Oh, the date is Saturday, August 8. I've already had a dozen people tell me it should be on August 9, given the date in Chinese -- ba jiu -- sounds a lot like baijiu, but I'm not sure how well this would go over on a Sunday!

In any case, if you think this project is a good idea, much appreciated if you spread the word. The site is worldbaijiuday.com and I'll also update at www.facebook.com/worldbaijiuday and twitter.com/worldbaijiuday.

Cheers, Boyce
World Baijiu Day
World Baijiu Day
worldbaijiuday.com
Add a comment...

Post has attachment
Grace Vineyard is the Yao Ming of China Wine. Plus, my "5A formula" for picking the top local bottles. Stories from last week's e-newsletter here: http://goo.gl/DQU7a6.

If you'd like to receive future issues -- and, let's be honest, who doesn't enjoy a nice fancy wine newsletter - send me your email address. I tend to publish the newsletter once per month unless I get really busy, really lazy or really hungover from too many Grand Cru -- or is it Great Wall? -- tastings.

Cheers, Boyce
Add a comment...

Post has attachment
Happy Canada Day! Here's a collage of last Saturday's party at 4corners Beijing, complete with poutine, Nanaimo bars, Caesars, Moosehead and lots more, including about six hours of Canuck tunes.
Photo
Add a comment...

Post has attachment
Sonoma County makes some of the world's best wines but -- unlike its neighbor Napa --- has only recently started focusing on China. Sonoma County Vintners came through Beijing last week and held the group's first tasting in this country before heading to Shanghai, Guangzhou and now Hong Kong. Some superb Chardonnays in the sit-down tasting, headed by  Debra Meiburg, with translated from Dorian Tang. More details at the link...
Add a comment...

Post has attachment
VinExpo starts today in Hong Kong.
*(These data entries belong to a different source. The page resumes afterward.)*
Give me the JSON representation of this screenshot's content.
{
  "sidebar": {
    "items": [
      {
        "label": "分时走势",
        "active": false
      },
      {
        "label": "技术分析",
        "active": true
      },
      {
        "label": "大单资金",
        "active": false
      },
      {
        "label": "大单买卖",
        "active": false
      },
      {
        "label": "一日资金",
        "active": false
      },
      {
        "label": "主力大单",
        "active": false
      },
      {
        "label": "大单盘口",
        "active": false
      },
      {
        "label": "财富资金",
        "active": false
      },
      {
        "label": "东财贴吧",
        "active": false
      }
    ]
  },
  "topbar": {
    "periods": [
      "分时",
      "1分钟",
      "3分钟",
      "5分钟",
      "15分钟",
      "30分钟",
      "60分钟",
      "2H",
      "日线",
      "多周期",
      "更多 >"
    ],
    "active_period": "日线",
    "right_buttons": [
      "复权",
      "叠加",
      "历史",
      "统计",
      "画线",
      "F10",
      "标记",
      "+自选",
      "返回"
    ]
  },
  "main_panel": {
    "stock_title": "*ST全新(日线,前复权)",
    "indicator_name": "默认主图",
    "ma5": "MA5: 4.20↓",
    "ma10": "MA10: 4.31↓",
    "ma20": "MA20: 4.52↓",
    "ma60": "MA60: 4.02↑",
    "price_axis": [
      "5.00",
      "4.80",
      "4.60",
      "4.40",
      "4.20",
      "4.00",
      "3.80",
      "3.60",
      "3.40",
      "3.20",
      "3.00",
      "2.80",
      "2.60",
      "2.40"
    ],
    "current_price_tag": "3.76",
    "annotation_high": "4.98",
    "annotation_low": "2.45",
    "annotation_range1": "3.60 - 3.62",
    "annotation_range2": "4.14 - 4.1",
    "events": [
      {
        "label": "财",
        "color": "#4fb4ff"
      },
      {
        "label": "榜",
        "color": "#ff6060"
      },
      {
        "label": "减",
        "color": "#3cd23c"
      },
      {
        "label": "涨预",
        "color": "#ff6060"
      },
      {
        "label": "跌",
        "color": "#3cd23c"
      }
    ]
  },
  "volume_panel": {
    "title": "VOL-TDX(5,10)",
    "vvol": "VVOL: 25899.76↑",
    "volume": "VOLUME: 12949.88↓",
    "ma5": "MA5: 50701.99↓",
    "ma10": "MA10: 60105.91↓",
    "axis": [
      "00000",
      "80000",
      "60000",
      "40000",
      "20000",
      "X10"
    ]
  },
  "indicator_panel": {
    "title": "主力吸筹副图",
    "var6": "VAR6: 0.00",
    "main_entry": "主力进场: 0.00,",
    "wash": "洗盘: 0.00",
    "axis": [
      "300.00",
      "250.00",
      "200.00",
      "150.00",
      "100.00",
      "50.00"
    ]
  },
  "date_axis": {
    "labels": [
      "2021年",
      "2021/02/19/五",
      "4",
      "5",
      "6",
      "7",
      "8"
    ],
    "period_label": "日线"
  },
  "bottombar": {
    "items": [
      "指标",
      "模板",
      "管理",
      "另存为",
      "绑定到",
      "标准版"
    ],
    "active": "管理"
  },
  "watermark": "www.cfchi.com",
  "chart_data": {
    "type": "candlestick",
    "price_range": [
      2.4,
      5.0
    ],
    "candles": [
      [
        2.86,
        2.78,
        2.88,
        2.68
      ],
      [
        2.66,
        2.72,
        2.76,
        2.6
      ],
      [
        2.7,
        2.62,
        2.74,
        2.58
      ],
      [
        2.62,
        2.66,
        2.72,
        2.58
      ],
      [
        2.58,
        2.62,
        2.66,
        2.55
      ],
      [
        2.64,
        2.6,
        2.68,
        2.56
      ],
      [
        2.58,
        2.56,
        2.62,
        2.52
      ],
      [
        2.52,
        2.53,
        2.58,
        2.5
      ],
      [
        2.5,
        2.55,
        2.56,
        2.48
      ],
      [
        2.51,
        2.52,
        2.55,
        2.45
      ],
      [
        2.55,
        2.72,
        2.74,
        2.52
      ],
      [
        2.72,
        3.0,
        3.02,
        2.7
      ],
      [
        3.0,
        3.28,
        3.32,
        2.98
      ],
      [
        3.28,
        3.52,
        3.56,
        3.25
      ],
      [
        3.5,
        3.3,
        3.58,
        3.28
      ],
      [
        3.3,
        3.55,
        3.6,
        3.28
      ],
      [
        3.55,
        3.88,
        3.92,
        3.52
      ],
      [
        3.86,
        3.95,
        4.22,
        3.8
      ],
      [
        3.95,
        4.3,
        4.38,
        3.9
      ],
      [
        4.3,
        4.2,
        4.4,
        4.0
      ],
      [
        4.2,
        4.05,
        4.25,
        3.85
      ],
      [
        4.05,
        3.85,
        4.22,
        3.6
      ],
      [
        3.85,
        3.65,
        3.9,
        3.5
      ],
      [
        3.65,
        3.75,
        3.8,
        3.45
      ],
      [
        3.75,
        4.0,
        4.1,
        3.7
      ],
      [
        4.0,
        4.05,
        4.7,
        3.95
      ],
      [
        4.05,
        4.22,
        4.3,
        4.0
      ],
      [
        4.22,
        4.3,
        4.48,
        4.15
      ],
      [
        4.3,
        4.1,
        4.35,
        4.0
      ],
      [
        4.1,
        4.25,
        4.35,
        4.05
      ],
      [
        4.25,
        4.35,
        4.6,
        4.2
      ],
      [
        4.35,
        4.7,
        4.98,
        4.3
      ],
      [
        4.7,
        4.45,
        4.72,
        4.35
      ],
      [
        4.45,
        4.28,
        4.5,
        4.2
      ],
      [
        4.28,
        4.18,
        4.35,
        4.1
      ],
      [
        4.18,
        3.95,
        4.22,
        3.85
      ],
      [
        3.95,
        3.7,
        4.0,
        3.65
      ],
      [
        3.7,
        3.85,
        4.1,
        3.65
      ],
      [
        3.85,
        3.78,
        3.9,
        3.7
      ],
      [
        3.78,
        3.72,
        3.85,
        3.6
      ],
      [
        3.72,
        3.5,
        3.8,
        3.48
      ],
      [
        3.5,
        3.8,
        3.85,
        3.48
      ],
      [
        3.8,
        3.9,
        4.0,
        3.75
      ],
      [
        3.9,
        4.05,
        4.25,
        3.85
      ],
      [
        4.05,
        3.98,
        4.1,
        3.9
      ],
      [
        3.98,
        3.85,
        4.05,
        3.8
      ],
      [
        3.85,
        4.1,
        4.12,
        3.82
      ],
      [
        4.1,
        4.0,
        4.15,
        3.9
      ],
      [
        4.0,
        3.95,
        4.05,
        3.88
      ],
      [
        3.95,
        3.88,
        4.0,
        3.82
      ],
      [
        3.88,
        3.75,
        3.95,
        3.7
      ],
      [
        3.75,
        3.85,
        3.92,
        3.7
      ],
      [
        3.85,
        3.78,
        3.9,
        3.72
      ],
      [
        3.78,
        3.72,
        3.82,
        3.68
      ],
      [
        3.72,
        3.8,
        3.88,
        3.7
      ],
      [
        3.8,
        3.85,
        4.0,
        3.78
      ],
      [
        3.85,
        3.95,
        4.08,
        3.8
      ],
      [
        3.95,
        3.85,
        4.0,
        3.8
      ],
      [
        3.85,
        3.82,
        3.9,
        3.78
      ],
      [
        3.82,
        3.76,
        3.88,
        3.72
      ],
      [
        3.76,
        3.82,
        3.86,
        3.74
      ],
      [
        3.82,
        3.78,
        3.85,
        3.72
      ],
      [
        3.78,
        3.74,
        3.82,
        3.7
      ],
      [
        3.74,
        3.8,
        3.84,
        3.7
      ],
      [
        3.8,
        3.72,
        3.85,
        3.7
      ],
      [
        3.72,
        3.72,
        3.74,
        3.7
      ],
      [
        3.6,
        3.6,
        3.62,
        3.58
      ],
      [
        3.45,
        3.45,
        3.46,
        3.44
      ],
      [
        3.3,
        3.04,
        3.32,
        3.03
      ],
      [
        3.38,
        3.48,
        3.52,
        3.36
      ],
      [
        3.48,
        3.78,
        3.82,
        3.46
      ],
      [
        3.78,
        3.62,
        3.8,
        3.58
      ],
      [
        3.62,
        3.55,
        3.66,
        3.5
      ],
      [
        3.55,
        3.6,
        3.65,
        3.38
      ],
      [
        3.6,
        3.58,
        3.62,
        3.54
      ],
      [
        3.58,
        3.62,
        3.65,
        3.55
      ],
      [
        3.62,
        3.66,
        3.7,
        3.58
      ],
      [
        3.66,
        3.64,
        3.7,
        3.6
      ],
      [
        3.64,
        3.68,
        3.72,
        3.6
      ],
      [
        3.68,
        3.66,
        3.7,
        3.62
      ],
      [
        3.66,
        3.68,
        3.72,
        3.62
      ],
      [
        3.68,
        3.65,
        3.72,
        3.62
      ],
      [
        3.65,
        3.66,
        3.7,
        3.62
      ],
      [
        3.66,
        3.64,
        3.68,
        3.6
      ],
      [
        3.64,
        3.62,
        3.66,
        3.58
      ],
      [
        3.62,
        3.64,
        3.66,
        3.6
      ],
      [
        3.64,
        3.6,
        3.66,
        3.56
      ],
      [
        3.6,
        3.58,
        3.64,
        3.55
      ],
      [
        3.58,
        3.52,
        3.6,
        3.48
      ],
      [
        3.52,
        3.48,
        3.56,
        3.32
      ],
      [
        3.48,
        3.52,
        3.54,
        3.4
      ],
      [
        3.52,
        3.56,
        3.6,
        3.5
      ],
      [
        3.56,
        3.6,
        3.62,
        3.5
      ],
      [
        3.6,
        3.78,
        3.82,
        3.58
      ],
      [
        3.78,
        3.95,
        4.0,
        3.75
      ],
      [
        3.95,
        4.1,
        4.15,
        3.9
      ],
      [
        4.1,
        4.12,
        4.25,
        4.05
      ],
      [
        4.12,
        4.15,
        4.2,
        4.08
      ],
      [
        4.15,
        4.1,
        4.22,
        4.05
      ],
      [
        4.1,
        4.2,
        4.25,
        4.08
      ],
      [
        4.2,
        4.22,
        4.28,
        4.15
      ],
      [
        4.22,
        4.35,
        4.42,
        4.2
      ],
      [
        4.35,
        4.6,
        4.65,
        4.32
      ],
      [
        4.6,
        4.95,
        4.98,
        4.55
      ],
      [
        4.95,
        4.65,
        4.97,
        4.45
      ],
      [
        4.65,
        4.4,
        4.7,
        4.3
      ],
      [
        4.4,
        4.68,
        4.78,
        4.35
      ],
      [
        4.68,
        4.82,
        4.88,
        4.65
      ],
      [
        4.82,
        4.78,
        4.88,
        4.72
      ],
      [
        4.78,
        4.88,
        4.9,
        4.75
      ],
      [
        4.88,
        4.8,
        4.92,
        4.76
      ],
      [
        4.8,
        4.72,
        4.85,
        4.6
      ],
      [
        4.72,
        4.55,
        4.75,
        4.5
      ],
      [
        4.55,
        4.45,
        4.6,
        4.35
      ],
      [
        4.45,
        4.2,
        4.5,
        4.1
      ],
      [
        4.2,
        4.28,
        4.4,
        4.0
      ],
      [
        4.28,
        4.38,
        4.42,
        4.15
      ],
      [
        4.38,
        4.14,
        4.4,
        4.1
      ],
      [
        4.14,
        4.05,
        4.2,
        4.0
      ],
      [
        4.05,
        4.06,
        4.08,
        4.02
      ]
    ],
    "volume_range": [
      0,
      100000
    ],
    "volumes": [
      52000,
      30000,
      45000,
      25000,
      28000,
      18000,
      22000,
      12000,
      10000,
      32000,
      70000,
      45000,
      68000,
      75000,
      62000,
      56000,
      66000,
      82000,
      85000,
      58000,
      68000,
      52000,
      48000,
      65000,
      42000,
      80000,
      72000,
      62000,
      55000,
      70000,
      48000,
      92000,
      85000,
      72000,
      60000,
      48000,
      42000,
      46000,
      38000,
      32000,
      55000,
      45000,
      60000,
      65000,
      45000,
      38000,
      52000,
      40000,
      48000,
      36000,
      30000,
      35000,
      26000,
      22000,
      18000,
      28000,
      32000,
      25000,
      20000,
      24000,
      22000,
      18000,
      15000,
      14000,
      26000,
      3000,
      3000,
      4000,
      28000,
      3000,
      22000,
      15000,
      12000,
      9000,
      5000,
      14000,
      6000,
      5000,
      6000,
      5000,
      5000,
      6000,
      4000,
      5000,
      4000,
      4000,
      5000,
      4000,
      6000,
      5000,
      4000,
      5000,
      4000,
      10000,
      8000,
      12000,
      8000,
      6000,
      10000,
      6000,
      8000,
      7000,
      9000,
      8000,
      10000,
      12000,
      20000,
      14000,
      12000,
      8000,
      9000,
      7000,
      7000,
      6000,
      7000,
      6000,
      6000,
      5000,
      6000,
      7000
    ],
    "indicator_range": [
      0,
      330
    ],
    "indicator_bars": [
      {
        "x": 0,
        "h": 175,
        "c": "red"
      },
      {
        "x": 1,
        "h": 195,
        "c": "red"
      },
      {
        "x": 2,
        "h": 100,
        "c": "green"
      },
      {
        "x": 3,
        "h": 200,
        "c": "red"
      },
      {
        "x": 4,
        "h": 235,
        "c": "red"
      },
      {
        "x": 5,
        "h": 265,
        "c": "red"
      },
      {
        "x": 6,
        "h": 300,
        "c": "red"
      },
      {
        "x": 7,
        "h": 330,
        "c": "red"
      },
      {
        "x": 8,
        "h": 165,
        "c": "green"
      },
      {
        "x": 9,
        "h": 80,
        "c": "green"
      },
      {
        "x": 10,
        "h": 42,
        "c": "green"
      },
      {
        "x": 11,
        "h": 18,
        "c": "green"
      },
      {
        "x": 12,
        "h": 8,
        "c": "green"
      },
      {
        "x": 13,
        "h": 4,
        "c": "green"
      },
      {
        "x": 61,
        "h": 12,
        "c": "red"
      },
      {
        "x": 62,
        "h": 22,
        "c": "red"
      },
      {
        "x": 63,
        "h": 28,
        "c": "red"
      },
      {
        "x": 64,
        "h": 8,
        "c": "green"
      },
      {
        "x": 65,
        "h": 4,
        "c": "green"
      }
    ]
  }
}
If you're interested in the China scene, here are five events you might want to catch.
Add a comment...
Wait while more posts are being loaded